**GIVEN RECORDS**
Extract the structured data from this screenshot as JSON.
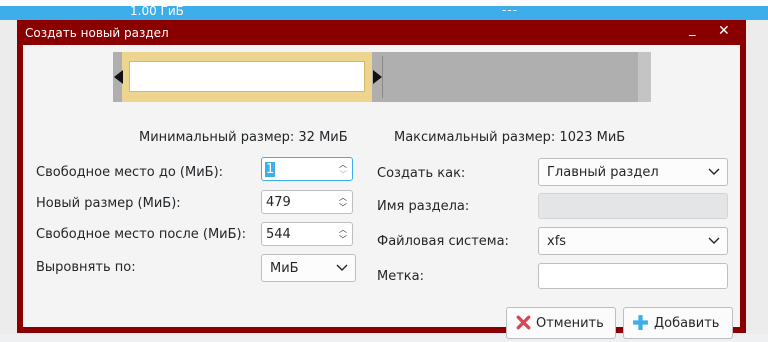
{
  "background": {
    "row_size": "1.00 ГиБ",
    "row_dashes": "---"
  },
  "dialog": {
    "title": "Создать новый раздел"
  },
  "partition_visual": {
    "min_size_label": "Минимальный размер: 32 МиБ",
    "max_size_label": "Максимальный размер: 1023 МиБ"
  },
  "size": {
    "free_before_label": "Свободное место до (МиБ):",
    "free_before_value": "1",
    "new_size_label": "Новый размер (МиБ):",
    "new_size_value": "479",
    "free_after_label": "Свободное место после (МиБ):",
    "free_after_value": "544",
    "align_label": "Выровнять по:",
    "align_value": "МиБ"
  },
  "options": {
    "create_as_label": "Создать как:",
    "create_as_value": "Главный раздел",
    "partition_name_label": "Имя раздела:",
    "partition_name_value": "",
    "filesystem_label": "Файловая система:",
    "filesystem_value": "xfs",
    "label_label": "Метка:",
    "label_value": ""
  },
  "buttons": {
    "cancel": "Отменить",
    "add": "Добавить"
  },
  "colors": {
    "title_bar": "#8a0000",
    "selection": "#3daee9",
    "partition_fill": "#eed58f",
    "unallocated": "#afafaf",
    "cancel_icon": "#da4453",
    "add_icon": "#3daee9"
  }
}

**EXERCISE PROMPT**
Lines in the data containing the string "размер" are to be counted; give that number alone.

**EXPECTED OUTPUT**
3